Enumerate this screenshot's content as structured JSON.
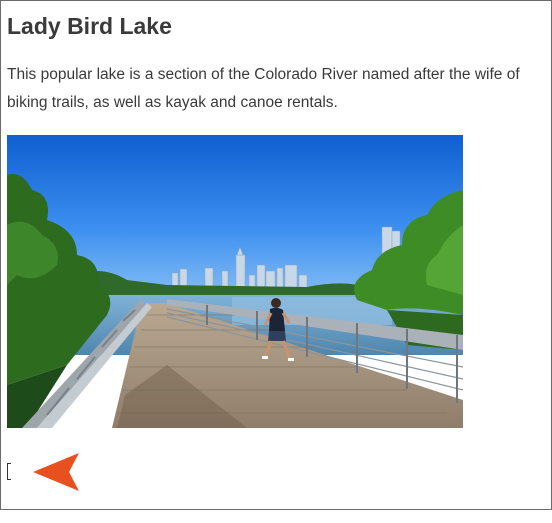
{
  "page": {
    "title": "Lady Bird Lake",
    "body_lines": [
      "This popular lake is a section of the Colorado River named after the wife of",
      "biking trails, as well as kayak and canoe rentals."
    ]
  },
  "photo": {
    "subject": "Runner on a boardwalk trail beside Lady Bird Lake with the Austin skyline in the background"
  },
  "colors": {
    "heading_text": "#3a3a3a",
    "pointer": "#e8511f",
    "sky": "#1f6fd6"
  },
  "icons": {
    "pointer": "arrow-pointer-icon"
  }
}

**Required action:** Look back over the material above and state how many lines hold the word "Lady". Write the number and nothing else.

**Solution for this problem:** 2